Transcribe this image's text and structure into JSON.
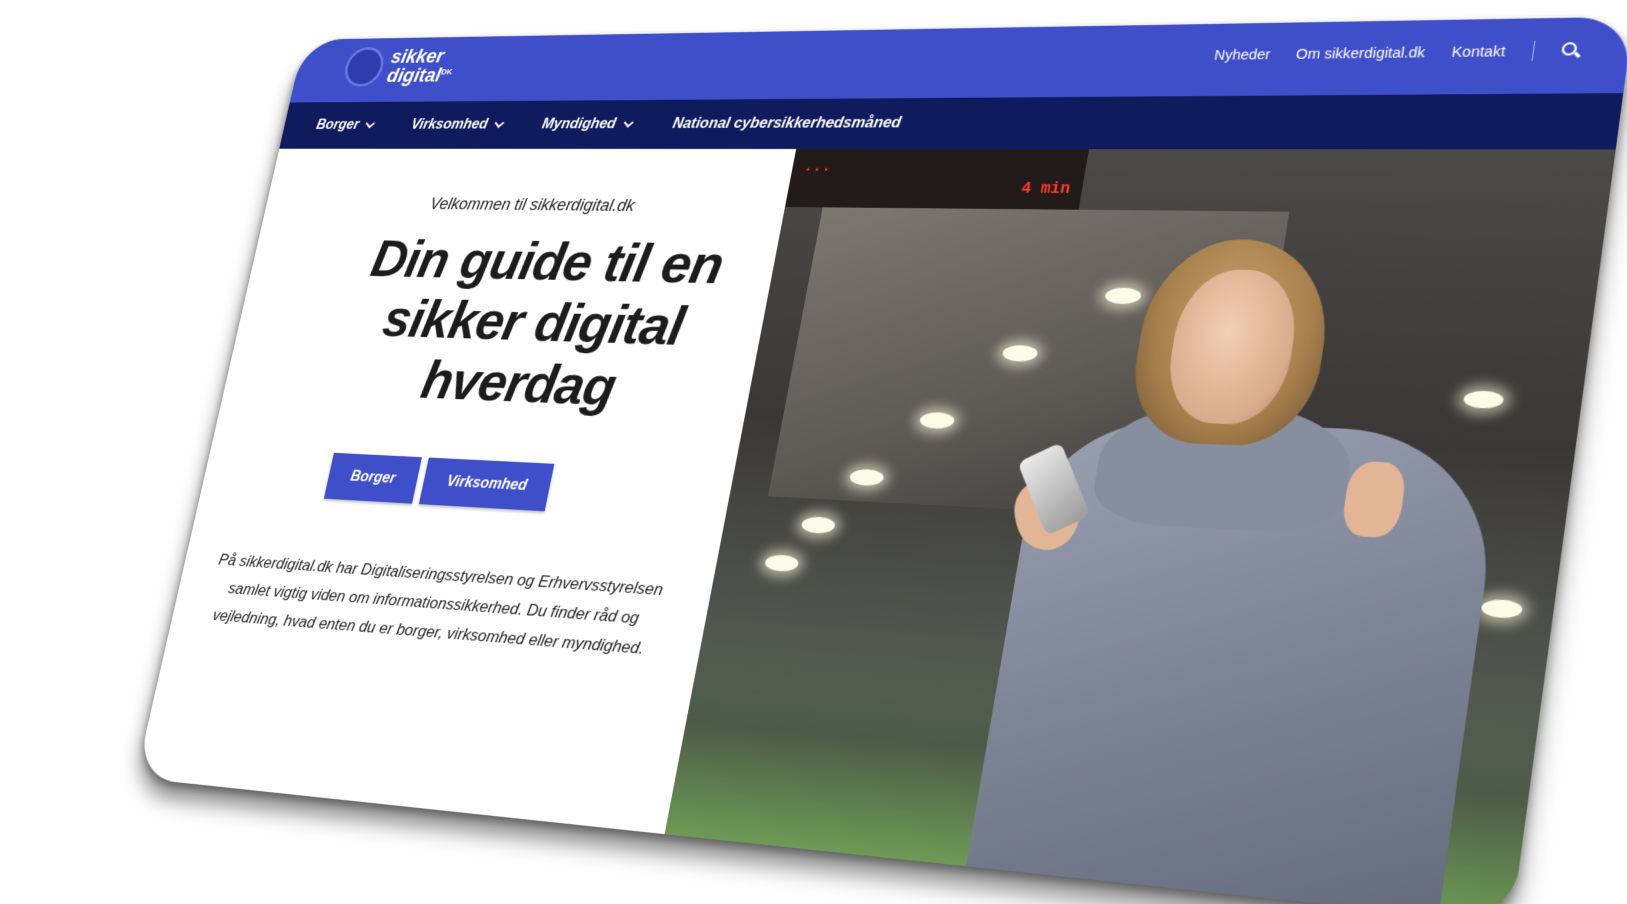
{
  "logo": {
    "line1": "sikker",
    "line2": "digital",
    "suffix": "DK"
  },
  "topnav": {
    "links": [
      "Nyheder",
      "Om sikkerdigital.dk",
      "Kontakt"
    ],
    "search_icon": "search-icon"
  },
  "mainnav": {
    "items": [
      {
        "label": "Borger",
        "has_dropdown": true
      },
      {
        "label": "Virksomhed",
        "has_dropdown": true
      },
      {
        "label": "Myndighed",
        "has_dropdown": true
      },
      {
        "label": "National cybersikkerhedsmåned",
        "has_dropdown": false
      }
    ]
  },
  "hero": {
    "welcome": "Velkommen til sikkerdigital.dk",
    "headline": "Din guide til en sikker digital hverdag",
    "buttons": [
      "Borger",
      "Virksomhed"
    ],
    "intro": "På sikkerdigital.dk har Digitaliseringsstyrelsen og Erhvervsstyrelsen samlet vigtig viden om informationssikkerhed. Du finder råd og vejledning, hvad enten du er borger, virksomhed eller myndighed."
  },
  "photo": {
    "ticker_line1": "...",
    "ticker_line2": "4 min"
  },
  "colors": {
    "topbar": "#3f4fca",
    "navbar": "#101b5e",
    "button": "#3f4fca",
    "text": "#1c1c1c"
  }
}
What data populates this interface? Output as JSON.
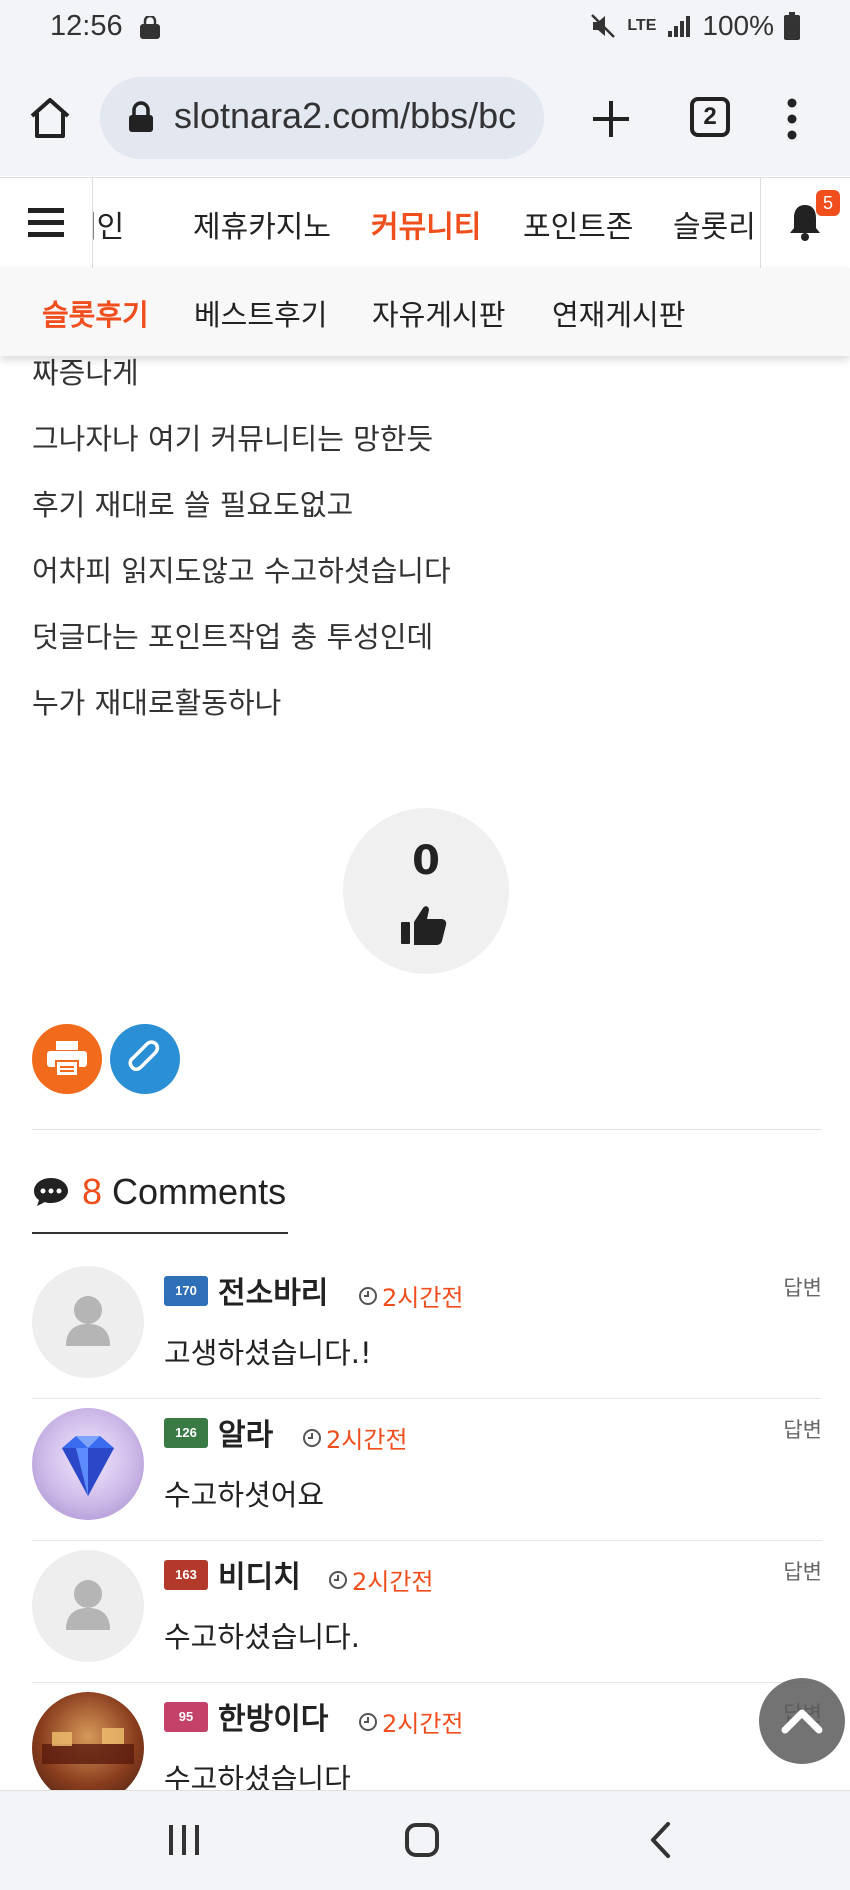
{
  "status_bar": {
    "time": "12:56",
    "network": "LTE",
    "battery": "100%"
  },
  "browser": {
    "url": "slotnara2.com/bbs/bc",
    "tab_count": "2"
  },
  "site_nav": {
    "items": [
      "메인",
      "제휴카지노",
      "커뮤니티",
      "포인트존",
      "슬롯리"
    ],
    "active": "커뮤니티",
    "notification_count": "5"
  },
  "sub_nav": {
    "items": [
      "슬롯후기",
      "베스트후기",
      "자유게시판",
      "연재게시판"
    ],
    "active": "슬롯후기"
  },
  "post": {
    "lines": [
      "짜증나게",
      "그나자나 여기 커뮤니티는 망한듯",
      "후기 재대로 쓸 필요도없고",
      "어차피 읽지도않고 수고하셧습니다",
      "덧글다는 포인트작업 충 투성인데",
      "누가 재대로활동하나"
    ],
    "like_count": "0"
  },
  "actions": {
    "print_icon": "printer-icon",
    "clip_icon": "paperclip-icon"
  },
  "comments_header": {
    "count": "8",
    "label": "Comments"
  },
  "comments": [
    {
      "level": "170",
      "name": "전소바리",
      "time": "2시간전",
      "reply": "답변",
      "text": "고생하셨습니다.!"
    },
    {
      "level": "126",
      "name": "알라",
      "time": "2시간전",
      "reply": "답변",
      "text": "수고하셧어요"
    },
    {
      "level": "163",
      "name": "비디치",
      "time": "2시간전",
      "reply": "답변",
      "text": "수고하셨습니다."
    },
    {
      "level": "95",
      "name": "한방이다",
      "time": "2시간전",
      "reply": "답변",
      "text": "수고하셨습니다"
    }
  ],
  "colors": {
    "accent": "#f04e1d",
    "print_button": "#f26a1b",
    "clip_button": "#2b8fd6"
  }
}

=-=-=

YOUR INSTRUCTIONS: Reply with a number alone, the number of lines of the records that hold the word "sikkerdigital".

RESULT: 3